We left Kulen yesterday afternoon in time to get back and relax a bit in Siem Reap before I caught the bus home this morning. It was great having such a nice break from the city and to have a chance to get out and see what people are doing in other parts of the country. Now it is back to the grindstone for a bit.

Advertisements

10 responses to “Phnom Kulen

  1. Alison, wonderful! I asked for photos of pigs, and I got photos of pigs. Great way to diversify from all those temple images. Also, thanks for the pic of you, helps bring it all home.

  2. And thank you for the photo of the dog!! More dog photos, please.

  3. Man, that is some beautiful country. I’m surprised by how inhabited the jungle is. I would have thought that it would be more deserted. Also, please watch your step!!! Can’t wait to see you! K

  4. Elly Madavi

    I enjoyed so much reading about the shrine that is dedicated to a particularly powerful female spirit in Lokkru. Are there any anthropological reasons behind the creation of this myth?

    My other question is about the large ceramic fragments; are they antique found by local and they left there, or these are part of their custom to leave their own broken pottery there?

    Does any monk or a keeper live in the spirit house at the site by the tree, or is another shrine?
    Elly

  5. Elly Madavi

    Just to make you laugh, I made a mistake, as you noticed, and I thought “Lokkru” is the name of a place in Bangkok. Reading the article and related link carefully, I found my mistake and started laughing.
    Any how, what is the meaning of the Lokkru, is it a title for person or place, or is it an adjective?

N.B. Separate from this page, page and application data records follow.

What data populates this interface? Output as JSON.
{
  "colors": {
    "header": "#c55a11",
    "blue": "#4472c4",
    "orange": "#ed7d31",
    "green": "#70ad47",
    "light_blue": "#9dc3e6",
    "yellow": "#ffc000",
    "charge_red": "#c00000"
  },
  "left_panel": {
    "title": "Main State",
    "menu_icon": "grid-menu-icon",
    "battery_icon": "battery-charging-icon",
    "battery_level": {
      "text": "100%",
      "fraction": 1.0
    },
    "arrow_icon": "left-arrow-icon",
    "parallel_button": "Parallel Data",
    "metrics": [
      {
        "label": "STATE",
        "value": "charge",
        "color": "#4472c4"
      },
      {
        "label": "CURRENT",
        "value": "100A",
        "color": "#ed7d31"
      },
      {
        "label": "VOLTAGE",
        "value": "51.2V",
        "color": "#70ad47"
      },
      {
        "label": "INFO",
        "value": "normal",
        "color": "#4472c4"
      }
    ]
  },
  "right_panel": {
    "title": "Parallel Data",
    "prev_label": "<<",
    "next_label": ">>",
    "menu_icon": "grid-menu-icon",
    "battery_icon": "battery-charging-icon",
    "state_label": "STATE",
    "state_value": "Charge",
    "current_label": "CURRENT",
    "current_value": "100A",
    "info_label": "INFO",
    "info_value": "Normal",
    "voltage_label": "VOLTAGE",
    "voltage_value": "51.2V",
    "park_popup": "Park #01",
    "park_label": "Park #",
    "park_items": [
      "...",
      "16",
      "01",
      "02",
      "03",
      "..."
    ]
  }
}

    ….And, although I started a little late to read in detail all your entries in your site, I must say that I am enjoying it so much, they all seems so tangible and I am so curious! Is it ok if I ask you questions from your previous eateries?

    Elly

  6. alisonkyra

    Hi Elly! I am always happy to answer questions so ask away!! Here are some responses to the ones you asked above:
    -Lokkru is the Khmer word for a male teacher. Once someone is your teacher they are your teacher for life and it is the polite way to address them.
    -About the shrine I visited in Thailand. I’m not sure about anthropological reasons for it, but like all good legends I suspect part of it was based on a true story that has grown and evolved over time.
    -Lastly the pottery in this post is Angkorian (I think around 10-13th C AD). This mountain was a famous kiln site that made pottery that was traded all over the Angkorian empire. The pieces in my post were pieces that were broken, misfired, or misshaped in antiquity and left behind at the kiln site. Overtime people began finding pieces and piling them up near this large tree. But they are all over this particular area of the mountain- left over from the kiln that was operating here several hundred years ago.

  7. Pingback: Phnom Kulen Redux « Alison in Cambodia

  8. Pingback: Khmer Ceramics Revival « Alison in Cambodia

  9. Pingback: Collaborative Archaeology in Southeast Asia « Alison in Cambodia

  10. Pingback: LiDAR and Lost Cities | Alison in Cambodia